> _What the task requires_
For these records, count the lines containing the word "JSON" and respond with the number alone.

> _Excerpted records_
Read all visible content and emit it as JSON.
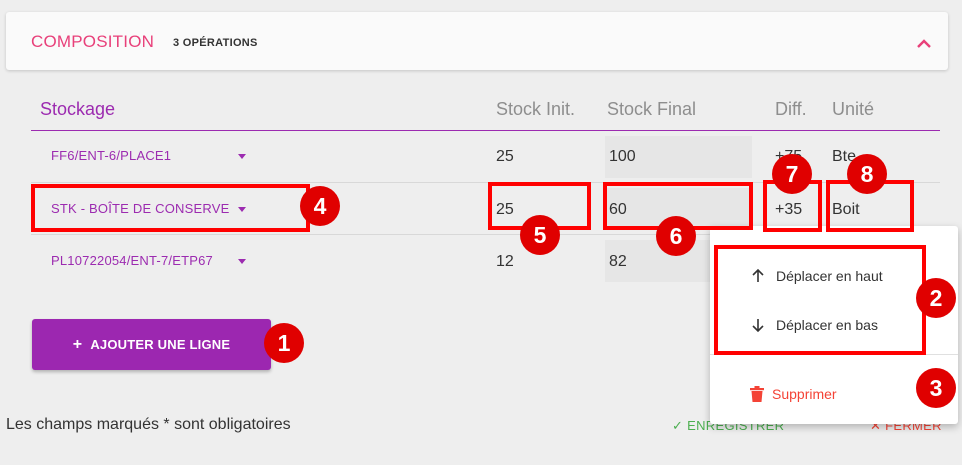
{
  "panel": {
    "title": "COMPOSITION",
    "subtitle": "3 OPÉRATIONS"
  },
  "table": {
    "headers": {
      "storage": "Stockage",
      "stock_init": "Stock Init.",
      "stock_final": "Stock Final",
      "diff": "Diff.",
      "unit": "Unité"
    },
    "rows": [
      {
        "storage": "FF6/ENT-6/PLACE1",
        "stock_init": "25",
        "stock_final": "100",
        "diff": "+75",
        "unit": "Bte"
      },
      {
        "storage": "STK - BOÎTE DE CONSERVE",
        "stock_init": "25",
        "stock_final": "60",
        "diff": "+35",
        "unit": "Boit"
      },
      {
        "storage": "PL10722054/ENT-7/ETP67",
        "stock_init": "12",
        "stock_final": "82",
        "diff": "",
        "unit": ""
      }
    ]
  },
  "add_button": {
    "label": "AJOUTER UNE LIGNE"
  },
  "footer": {
    "required_note": "Les champs marqués * sont obligatoires",
    "save_label": "ENREGISTRER",
    "close_label": "FERMER"
  },
  "context_menu": {
    "move_up": "Déplacer en haut",
    "move_down": "Déplacer en bas",
    "delete": "Supprimer"
  },
  "annotations": [
    "1",
    "2",
    "3",
    "4",
    "5",
    "6",
    "7",
    "8"
  ],
  "colors": {
    "accent_purple": "#9c27b0",
    "header_pink": "#e8407a",
    "danger": "#f44336",
    "success": "#4caf50",
    "annotation_red": "#ff0000"
  }
}
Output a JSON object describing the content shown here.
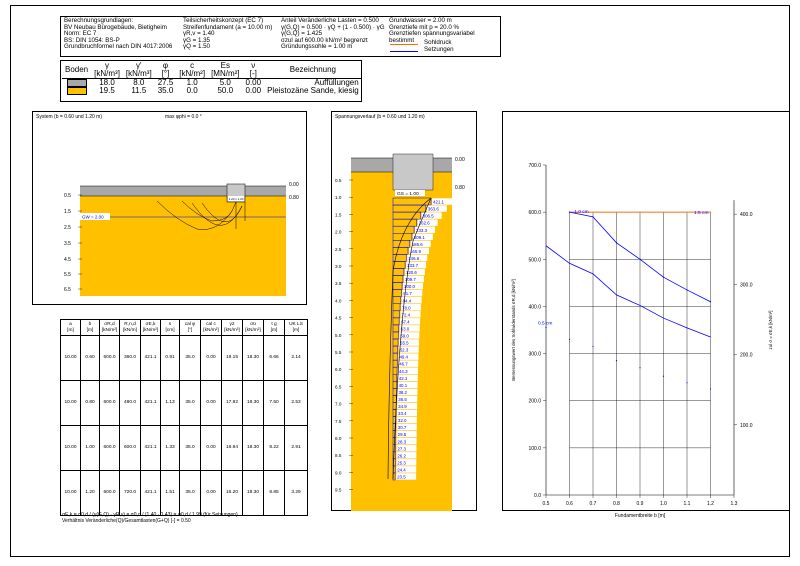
{
  "header": {
    "col1": [
      "Berechnungsgrundlagen:",
      "BV Neubau Bürogebäude, Bietigheim",
      "Norm: EC 7",
      "BS: DIN 1054: BS-P",
      "Grundbruchformel nach DIN 4017:2006"
    ],
    "col2": [
      "Teilsicherheitskonzept (EC 7)",
      "Streifenfundament (a = 10.00 m)",
      "γR,v = 1.40",
      "γG = 1.35",
      "γQ = 1.50"
    ],
    "col3": [
      "Anteil Veränderliche Lasten = 0.500",
      "γ(G,Q) = 0.500 · γQ + (1 - 0.500) · γG",
      "γ(G,Q) = 1.425",
      "σzul auf 600.00 kN/m² begrenzt",
      "Gründungssohle = 1.00 m"
    ],
    "col4": [
      "Grundwasser = 2.00 m",
      "Grenztiefe mit p = 20.0 %",
      "Grenztiefen spannungsvariabel bestimmt"
    ],
    "legend": [
      {
        "label": "Sohldruck",
        "color": "#ff6a00"
      },
      {
        "label": "Setzungen",
        "color": "#0000ff"
      }
    ]
  },
  "soil_table": {
    "headers": [
      "Boden",
      "γ",
      "γ'",
      "φ",
      "c",
      "Es",
      "ν",
      "Bezeichnung"
    ],
    "units": [
      "",
      "[kN/m³]",
      "[kN/m³]",
      "[°]",
      "[kN/m²]",
      "[MN/m²]",
      "[-]",
      ""
    ],
    "rows": [
      {
        "color": "#a8a8a8",
        "values": [
          "18.0",
          "8.0",
          "27.5",
          "1.0",
          "5.0",
          "0.00",
          "Auffüllungen"
        ]
      },
      {
        "color": "#ffc000",
        "values": [
          "19.5",
          "11.5",
          "35.0",
          "0.0",
          "50.0",
          "0.00",
          "Pleistozäne Sande, kiesig"
        ]
      }
    ]
  },
  "system_panel": {
    "title": "System (b = 0.60 und 1.20 m)",
    "subtitle": "max φphi = 0.0 °",
    "level_labels": [
      "0.00",
      "0.80"
    ],
    "depth_ticks": [
      "0.5",
      "1.5",
      "2.5",
      "3.5",
      "4.5",
      "5.5",
      "6.5"
    ],
    "gw_label": "GW = 2.00",
    "footing_label": "1.20 x 1.20"
  },
  "results_table": {
    "headers": [
      "a\n[m]",
      "b\n[m]",
      "σR,d\n[kN/m²]",
      "R,n,d\n[kN/m]",
      "σE,k\n[kN/m²]",
      "s\n[cm]",
      "cal φ\n[°]",
      "cal c\n[kN/m²]",
      "γ2\n[kN/m³]",
      "σü\n[kN/m²]",
      "t g\n[m]",
      "UK LS\n[m]"
    ],
    "rows": [
      [
        "10.00",
        "0.60",
        "600.0",
        "360.0",
        "421.1",
        "0.91",
        "35.0",
        "0.00",
        "19.15",
        "18.30",
        "6.66",
        "2.14"
      ],
      [
        "10.00",
        "0.80",
        "600.0",
        "480.0",
        "421.1",
        "1.13",
        "35.0",
        "0.00",
        "17.92",
        "18.30",
        "7.50",
        "2.53"
      ],
      [
        "10.00",
        "1.00",
        "600.0",
        "600.0",
        "421.1",
        "1.33",
        "35.0",
        "0.00",
        "16.94",
        "18.30",
        "8.22",
        "2.91"
      ],
      [
        "10.00",
        "1.20",
        "600.0",
        "720.0",
        "421.1",
        "1.51",
        "35.0",
        "0.00",
        "16.20",
        "18.30",
        "8.85",
        "3.29"
      ]
    ],
    "footnote1": "σE,k = σ0,d / (γ(G,Q) · γR,v) = σ0,d / (1.40 · 1.43) = σ0,d / 1.99  (für Setzungen)",
    "footnote2": "Verhältnis Veränderliche(Q)/Gesamtlasten(G+Q) [-] = 0.50"
  },
  "stress_panel": {
    "title": "Spannungsverlauf (b = 0.60 und 1.20 m)",
    "level_labels": [
      "0.00",
      "0.80"
    ],
    "depth_ticks": [
      "0.5",
      "1.0",
      "1.5",
      "2.0",
      "2.5",
      "3.0",
      "3.5",
      "4.0",
      "4.5",
      "5.0",
      "5.5",
      "6.0",
      "6.5",
      "7.0",
      "7.5",
      "8.0",
      "8.5",
      "9.0",
      "9.5"
    ],
    "gs_label": "GS = 1.00",
    "values": [
      "421.1",
      "363.6",
      "306.5",
      "262.6",
      "233.3",
      "209.1",
      "185.6",
      "165.9",
      "146.6",
      "133.7",
      "120.6",
      "109.7",
      "100.0",
      "91.7",
      "84.4",
      "78.0",
      "72.4",
      "67.4",
      "63.0",
      "59.0",
      "55.5",
      "52.3",
      "49.4",
      "46.7",
      "44.3",
      "42.1",
      "40.1",
      "38.2",
      "36.5",
      "34.9",
      "33.4",
      "32.0",
      "30.7",
      "29.5",
      "28.3",
      "27.3",
      "26.2",
      "25.3",
      "24.4",
      "23.5"
    ]
  },
  "chart_data": {
    "type": "line",
    "xlabel": "Fundamentbreite b [m]",
    "ylabel_left": "Bemessungswert des Sohlwiderstands σR,d [kN/m²]",
    "ylabel_right": "zul σ = σE,k [kN/m²]",
    "xlim": [
      0.5,
      1.3
    ],
    "ylim_left": [
      0,
      700
    ],
    "ylim_right": [
      0,
      470
    ],
    "x_ticks": [
      "0.5",
      "0.6",
      "0.7",
      "0.8",
      "0.9",
      "1.0",
      "1.1",
      "1.2",
      "1.3"
    ],
    "y_ticks_left": [
      "0.0",
      "100.0",
      "200.0",
      "300.0",
      "400.0",
      "500.0",
      "600.0",
      "700.0"
    ],
    "y_ticks_right": [
      "100.0",
      "200.0",
      "300.0",
      "400.0"
    ],
    "annotations": [
      "1.0 cm",
      "1.5 cm",
      "0.5 cm"
    ],
    "series": [
      {
        "color": "#ff6a00",
        "x": [
          0.6,
          1.2
        ],
        "y": [
          600,
          600
        ]
      },
      {
        "color": "#0000ff",
        "x": [
          0.6,
          0.7,
          0.8,
          0.9,
          1.0,
          1.1,
          1.2
        ],
        "y": [
          600,
          590,
          535,
          500,
          462,
          435,
          410
        ]
      },
      {
        "color": "#0000ff",
        "x": [
          0.5,
          0.6,
          0.7,
          0.8,
          0.9,
          1.0,
          1.1,
          1.2
        ],
        "y": [
          355,
          330,
          315,
          285,
          270,
          252,
          238,
          225
        ]
      }
    ]
  }
}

> _Answer to this problem_
2